  • Type of Paint: Under direct sunlight, latex (or water-based) paint will generally be dry within an hour of painting. On the other hand, oil-based paint will take 6-8 hours to dry under the same conditions. (source: Do It Yourself)
  • Thickness: The thicker your coats of paint, the longer they will take to dry. So, if you’re working on a spray paint project and want it to dry ASAP, keep the spray gun on a low setting to apply thinner layers of paint.
  • Color: Darker colors of paint absorb heat more than lighter colors do, so they’ll dry much faster in direct sunlight. You should note that white paint is the least affected by sunlight since it reflects it.

Although it seems that it’s better for the paint to dry faster, this isn’t actually the case. If the paint dries too quickly, it won’t bond to the surface correctly. Drying too quickly can also result in temperature blisters or bubbles, which must be sanded and repainted.

  • Bubbling: Paint contains a solvent that evaporates as the paint dries. If the paint dries too quickly and the solvent doesn’t evaporate, it gets stuck under the paint and causes bubbles. (source: The Spruce)
  • Flaking: If the surface is too hot when you apply the paint, it won’t adhere properly to the surface. This can cause the paint to peel or flake off even after a couple of years or so. Meanwhile, a well-applied paint job will last 10-15 years on a building. 
  • Chalking: When exposed to too much UV light, paint can develop a thin layer of powder. Also, oil-based paints are much more vulnerable to chalking. (source: Lowes)

All these issues will require you to sand and repaint the entire area. That’s why it pays off to paint it right the first time around.

Besides, don’t let a quick-drying surface fool you. Even if your first coat of paint feels dry to the touch, you should wait about an hour before applying the next paint coating. That way, you don’t trap any moisture between the layers and cause the problems noted above. (source: M Brett Painting Company, Inc.).

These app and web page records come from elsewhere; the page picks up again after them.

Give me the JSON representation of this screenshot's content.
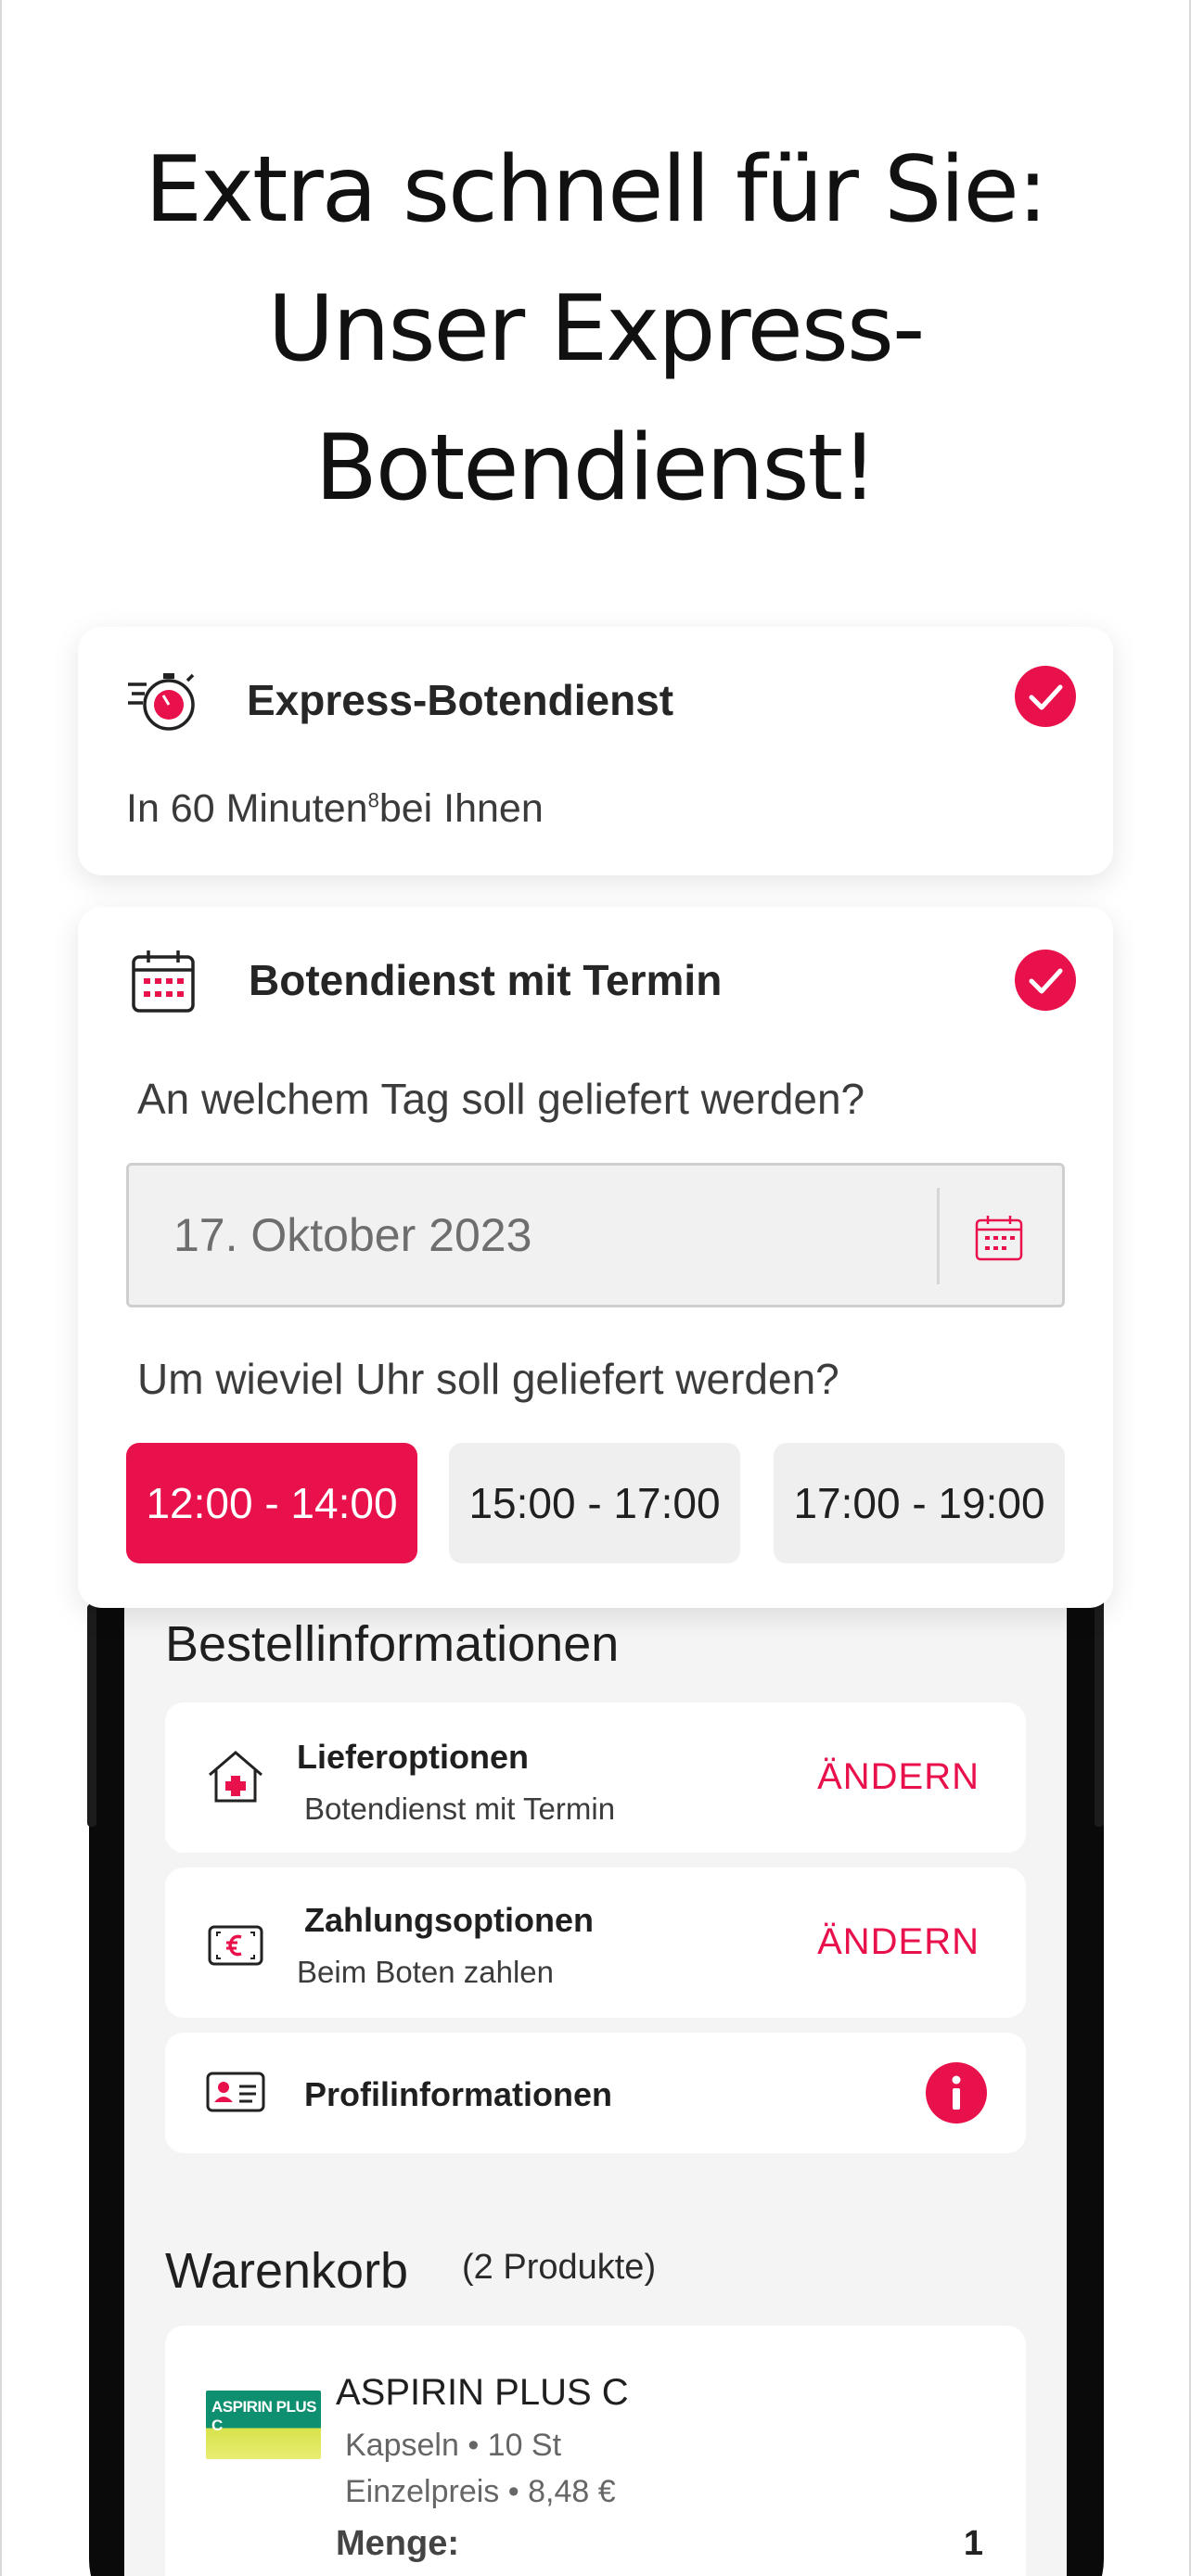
{
  "headline": {
    "line1": "Extra schnell für Sie:",
    "line2": "Unser Express-",
    "line3": "Botendienst!"
  },
  "express": {
    "title": "Express-Botendienst",
    "subtitle_pre": "In 60 Minuten",
    "subtitle_sup": "8",
    "subtitle_post": "bei Ihnen",
    "icon": "stopwatch-icon",
    "selected": true
  },
  "termin": {
    "title": "Botendienst mit Termin",
    "icon": "calendar-icon",
    "selected": true,
    "day_question": "An welchem Tag soll geliefert werden?",
    "date_value": "17. Oktober 2023",
    "time_question": "Um wieviel Uhr soll geliefert werden?",
    "slots": [
      {
        "label": "12:00 - 14:00",
        "active": true
      },
      {
        "label": "15:00 - 17:00",
        "active": false
      },
      {
        "label": "17:00 - 19:00",
        "active": false
      }
    ]
  },
  "order": {
    "title": "Bestellinformationen",
    "delivery": {
      "title": "Lieferoptionen",
      "value": "Botendienst mit Termin",
      "action": "ÄNDERN",
      "icon": "house-plus-icon"
    },
    "payment": {
      "title": "Zahlungsoptionen",
      "value": "Beim Boten zahlen",
      "action": "ÄNDERN",
      "icon": "euro-note-icon"
    },
    "profile": {
      "title": "Profilinformationen",
      "icon": "id-card-icon",
      "action_icon": "info-icon"
    }
  },
  "cart": {
    "title": "Warenkorb",
    "count": "(2 Produkte)",
    "product": {
      "name": "ASPIRIN PLUS C",
      "logo_text": "ASPIRIN PLUS C",
      "form": "Kapseln • 10 St",
      "price": "Einzelpreis • 8,48 €",
      "qty_label": "Menge:",
      "qty": "1"
    }
  },
  "colors": {
    "accent": "#e8114b",
    "screen_bg": "#f4f4f4"
  }
}
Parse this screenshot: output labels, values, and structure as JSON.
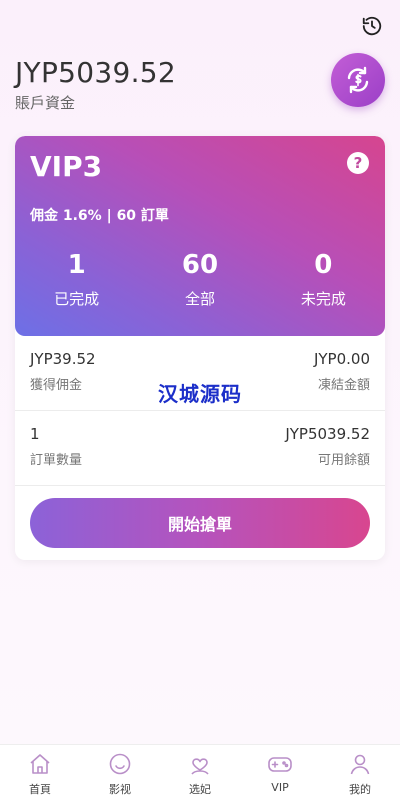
{
  "header": {
    "balance": "JYP5039.52",
    "balance_label": "賬戶資金"
  },
  "vip": {
    "level": "VIP3",
    "commission_text": "佣金 1.6% | 60 訂單",
    "stats": [
      {
        "value": "1",
        "label": "已完成"
      },
      {
        "value": "60",
        "label": "全部"
      },
      {
        "value": "0",
        "label": "未完成"
      }
    ]
  },
  "info": {
    "earned_value": "JYP39.52",
    "earned_label": "獲得佣金",
    "frozen_value": "JYP0.00",
    "frozen_label": "凍結金額",
    "orders_value": "1",
    "orders_label": "訂單數量",
    "available_value": "JYP5039.52",
    "available_label": "可用餘額"
  },
  "watermark": "汉城源码",
  "actions": {
    "grab_label": "開始搶單"
  },
  "tabbar": [
    {
      "label": "首頁",
      "icon": "home-icon"
    },
    {
      "label": "影视",
      "icon": "smile-icon"
    },
    {
      "label": "选妃",
      "icon": "heart-person-icon"
    },
    {
      "label": "VIP",
      "icon": "gamepad-icon"
    },
    {
      "label": "我的",
      "icon": "user-icon"
    }
  ],
  "colors": {
    "accent": "#b553bd",
    "gradient_start": "#6d70e6",
    "gradient_end": "#d6458f",
    "watermark": "#1c2fc9"
  }
}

Montage Signature Interior/Exterior Eco-Friendly Paint, Twilight, Low Sheen, 5 Gallon

One top-rated paint brand is the Montage Signature Interior/Exterior Eco-Friendly Paint (available on You can find it in a variety of colors, and you can apply it to both the interior and exterior surfaces of your home.

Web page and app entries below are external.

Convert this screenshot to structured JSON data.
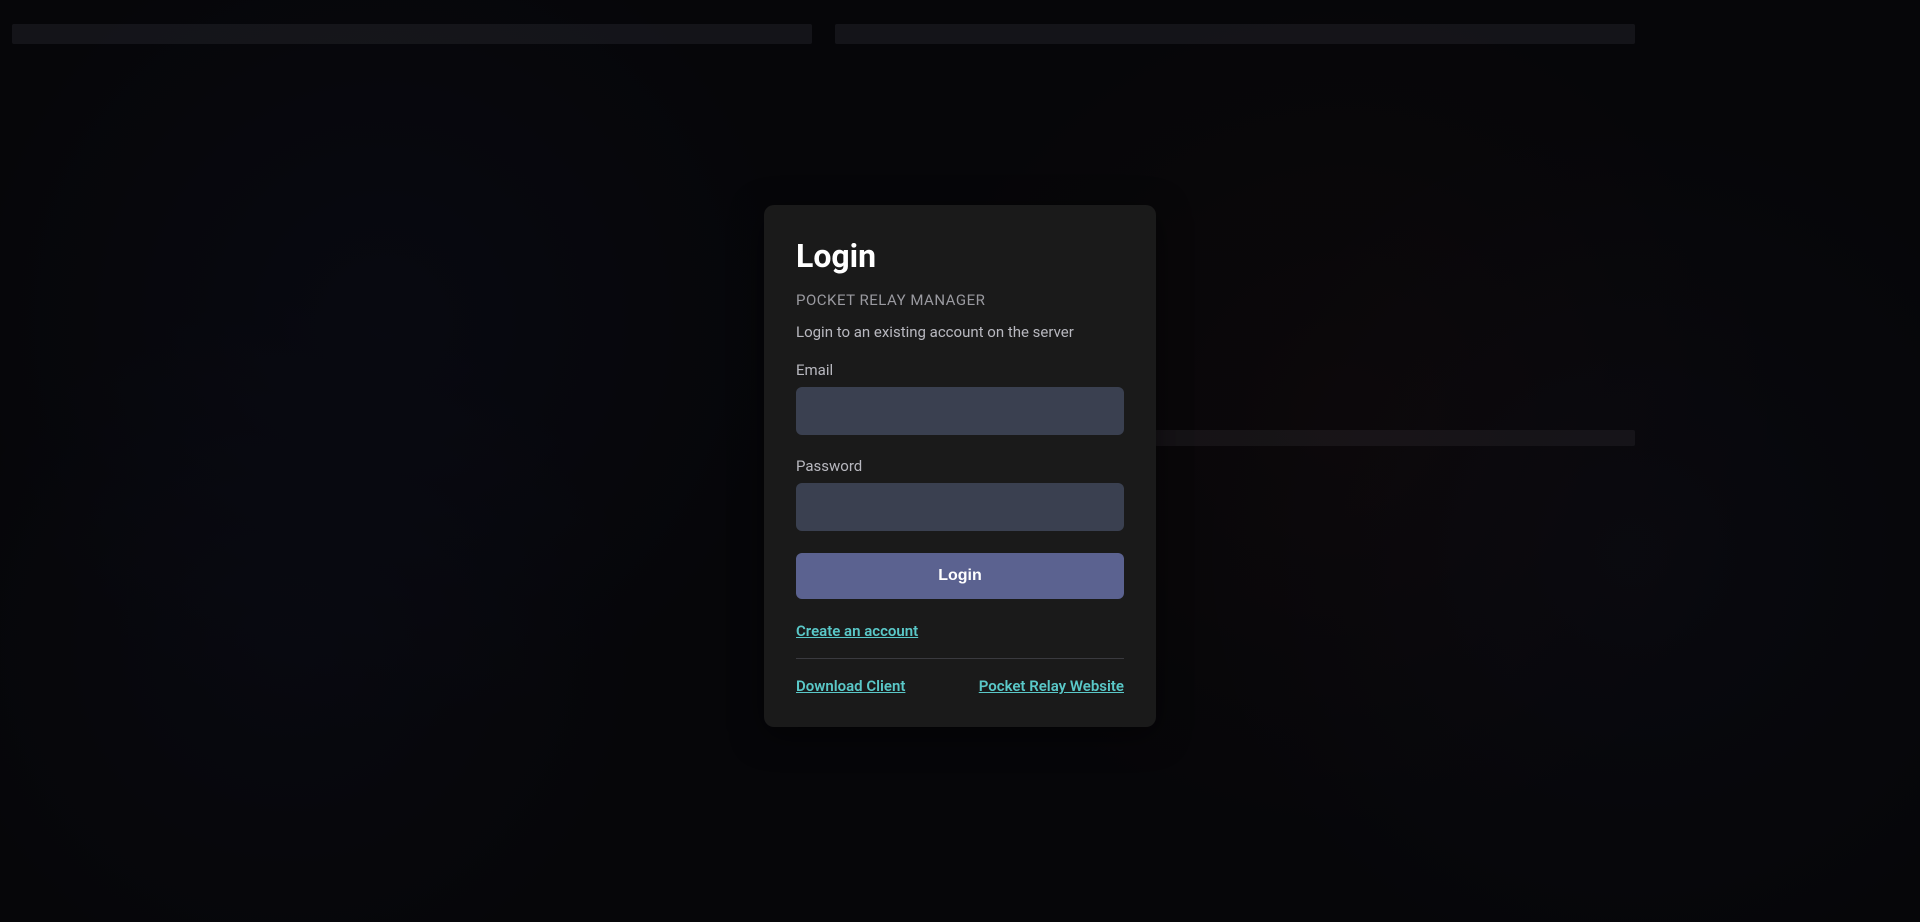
{
  "login": {
    "title": "Login",
    "subtitle": "POCKET RELAY MANAGER",
    "description": "Login to an existing account on the server",
    "email_label": "Email",
    "password_label": "Password",
    "button_label": "Login",
    "create_account_link": "Create an account",
    "download_client_link": "Download Client",
    "website_link": "Pocket Relay Website"
  }
}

Also, it’s eco-friendly, and if you’re not happy with how it turns out during the first few years, you can take advantage of the manufacturer’s 10-year warranty. 

house painter painting the trim of a house

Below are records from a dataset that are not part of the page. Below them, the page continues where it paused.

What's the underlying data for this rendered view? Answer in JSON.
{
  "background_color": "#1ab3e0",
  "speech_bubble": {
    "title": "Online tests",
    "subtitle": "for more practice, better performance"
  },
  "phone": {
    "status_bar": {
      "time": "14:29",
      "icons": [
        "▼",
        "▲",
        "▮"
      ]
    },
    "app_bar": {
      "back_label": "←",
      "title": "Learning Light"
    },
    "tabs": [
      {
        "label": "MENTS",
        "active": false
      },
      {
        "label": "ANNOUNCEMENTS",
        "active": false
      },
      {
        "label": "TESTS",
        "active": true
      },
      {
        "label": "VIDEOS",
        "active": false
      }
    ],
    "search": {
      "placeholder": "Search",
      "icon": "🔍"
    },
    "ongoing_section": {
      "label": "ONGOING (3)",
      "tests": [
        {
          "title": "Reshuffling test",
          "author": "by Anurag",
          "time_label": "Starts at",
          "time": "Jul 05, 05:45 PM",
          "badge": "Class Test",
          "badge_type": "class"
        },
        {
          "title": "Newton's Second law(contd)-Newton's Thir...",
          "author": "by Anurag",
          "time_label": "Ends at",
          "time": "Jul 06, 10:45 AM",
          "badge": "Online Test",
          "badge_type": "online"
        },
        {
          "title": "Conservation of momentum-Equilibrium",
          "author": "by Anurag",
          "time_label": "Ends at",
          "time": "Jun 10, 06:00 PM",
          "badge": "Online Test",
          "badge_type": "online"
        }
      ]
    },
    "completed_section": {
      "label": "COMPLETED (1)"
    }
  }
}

Will Paint Cure Faster in the Sun?

Paint will cure faster in the sun. But if paint cures too fast, it will jeopardize the paint job’s longevity. Curing occurs when the layer of paint forms a film and hardens completely. The paint will feel dry before it is completely cured. 

If your paint doesn’t cure properly, it won’t last long. (source: Dunn-Edwards Paint).

The time it takes for paint to cure depends primarily on the paint you use. Oil-based paint takes a week to cure, while water-based paints take a month (source: Glidden). 

It’s not practical to wait for ideal weather conditions to paint all the time. However, choosing a time when the paint can dry and cure properly will make a big difference.

I hope this helps when you’re next thinking about painting on a sunny day (or not!)